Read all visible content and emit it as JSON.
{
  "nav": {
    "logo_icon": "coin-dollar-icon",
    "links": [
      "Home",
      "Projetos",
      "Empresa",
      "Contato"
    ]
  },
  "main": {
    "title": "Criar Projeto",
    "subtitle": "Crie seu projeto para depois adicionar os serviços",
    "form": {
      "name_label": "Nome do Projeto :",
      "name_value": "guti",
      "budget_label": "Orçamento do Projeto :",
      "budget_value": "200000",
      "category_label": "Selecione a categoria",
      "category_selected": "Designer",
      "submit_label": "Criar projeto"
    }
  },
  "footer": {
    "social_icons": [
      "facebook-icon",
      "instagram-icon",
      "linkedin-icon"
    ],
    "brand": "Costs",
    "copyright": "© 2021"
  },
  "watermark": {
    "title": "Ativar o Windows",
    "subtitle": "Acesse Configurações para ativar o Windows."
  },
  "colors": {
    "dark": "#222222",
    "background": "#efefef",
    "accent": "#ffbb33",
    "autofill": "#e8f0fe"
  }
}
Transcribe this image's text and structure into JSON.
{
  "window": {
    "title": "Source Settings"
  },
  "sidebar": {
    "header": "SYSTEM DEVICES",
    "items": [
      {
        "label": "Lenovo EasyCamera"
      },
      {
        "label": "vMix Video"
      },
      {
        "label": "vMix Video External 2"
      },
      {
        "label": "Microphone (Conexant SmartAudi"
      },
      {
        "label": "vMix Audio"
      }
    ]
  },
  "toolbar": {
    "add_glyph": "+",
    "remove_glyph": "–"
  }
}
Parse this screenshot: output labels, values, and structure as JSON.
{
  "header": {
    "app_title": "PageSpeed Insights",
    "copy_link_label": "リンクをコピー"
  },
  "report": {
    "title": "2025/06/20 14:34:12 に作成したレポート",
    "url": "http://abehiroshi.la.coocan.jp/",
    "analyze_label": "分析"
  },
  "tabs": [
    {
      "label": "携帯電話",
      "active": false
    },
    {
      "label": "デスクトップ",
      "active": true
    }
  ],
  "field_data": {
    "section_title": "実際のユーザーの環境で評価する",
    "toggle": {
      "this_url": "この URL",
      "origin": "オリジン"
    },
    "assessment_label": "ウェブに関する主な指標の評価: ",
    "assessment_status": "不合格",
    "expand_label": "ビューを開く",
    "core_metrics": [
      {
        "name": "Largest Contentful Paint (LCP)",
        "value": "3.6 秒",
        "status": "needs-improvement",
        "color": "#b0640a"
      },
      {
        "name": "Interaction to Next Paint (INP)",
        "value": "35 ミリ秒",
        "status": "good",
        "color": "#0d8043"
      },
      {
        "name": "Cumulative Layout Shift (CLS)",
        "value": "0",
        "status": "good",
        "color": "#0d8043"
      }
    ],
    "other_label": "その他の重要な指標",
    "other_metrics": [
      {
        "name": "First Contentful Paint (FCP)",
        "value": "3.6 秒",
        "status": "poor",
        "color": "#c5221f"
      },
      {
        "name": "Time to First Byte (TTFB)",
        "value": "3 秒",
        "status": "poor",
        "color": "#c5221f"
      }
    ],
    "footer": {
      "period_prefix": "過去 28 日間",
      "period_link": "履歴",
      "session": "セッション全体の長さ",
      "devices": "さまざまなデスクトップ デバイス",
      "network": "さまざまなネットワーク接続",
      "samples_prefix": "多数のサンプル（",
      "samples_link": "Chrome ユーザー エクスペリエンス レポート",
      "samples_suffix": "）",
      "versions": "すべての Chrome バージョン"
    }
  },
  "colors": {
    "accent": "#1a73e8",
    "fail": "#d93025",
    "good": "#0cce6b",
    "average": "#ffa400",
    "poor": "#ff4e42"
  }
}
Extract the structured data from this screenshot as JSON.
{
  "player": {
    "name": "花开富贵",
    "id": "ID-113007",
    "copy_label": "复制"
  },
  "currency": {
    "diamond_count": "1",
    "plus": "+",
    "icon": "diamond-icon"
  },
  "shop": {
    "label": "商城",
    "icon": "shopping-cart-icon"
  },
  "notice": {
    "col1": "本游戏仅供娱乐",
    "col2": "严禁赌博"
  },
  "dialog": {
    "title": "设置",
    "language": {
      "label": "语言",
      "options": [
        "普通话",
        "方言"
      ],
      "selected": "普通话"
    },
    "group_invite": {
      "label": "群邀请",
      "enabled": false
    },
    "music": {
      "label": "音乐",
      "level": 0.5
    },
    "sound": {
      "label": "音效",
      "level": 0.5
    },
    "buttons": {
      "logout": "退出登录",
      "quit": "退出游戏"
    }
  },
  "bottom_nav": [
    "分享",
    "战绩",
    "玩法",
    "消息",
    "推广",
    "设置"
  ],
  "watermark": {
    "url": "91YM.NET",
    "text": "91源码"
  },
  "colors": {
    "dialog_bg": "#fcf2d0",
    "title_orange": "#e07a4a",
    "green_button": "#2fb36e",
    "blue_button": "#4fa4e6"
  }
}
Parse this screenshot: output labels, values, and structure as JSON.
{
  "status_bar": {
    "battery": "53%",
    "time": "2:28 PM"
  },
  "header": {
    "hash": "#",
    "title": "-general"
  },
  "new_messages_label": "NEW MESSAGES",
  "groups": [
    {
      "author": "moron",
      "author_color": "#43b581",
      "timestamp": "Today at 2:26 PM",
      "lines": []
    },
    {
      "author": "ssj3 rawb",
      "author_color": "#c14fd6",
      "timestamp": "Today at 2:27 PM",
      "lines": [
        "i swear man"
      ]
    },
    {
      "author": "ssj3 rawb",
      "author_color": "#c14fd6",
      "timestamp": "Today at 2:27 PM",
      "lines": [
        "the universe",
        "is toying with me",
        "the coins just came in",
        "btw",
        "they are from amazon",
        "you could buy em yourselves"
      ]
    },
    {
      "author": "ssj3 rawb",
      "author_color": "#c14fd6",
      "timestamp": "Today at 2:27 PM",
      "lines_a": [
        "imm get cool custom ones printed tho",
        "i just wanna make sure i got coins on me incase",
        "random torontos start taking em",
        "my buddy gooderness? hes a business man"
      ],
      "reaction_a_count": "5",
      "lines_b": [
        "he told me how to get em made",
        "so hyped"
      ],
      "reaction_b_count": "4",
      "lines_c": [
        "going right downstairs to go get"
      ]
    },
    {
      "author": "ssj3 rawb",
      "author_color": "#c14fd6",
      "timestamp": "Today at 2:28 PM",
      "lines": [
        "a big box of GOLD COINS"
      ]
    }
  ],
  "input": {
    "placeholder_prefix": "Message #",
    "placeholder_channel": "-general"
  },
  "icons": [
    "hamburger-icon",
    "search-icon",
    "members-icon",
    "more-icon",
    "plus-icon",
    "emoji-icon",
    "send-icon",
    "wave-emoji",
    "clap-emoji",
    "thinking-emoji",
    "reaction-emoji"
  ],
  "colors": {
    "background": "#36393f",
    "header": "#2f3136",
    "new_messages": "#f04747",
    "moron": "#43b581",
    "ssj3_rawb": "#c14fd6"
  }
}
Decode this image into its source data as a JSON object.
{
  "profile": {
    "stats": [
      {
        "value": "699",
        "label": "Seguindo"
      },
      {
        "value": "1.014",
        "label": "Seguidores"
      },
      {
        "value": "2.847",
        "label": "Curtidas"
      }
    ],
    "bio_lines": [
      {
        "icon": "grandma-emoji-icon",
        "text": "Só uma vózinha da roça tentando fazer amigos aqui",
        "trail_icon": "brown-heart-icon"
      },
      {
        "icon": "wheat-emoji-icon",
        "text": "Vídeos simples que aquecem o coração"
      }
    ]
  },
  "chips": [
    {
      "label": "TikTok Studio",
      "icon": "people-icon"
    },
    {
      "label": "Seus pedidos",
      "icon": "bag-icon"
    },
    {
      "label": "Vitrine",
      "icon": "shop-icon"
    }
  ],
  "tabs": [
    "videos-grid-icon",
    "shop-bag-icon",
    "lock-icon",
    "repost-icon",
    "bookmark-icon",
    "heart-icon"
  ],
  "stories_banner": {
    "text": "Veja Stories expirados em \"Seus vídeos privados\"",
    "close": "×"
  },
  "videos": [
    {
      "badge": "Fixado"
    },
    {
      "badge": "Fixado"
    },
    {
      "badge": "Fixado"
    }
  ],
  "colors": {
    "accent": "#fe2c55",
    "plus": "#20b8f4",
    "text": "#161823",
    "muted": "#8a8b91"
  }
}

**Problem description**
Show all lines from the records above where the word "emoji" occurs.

**Response for this exercise**
    "emoji-icon",
    "wave-emoji",
    "clap-emoji",
    "thinking-emoji",
    "reaction-emoji"
        "icon": "grandma-emoji-icon",
        "icon": "wheat-emoji-icon",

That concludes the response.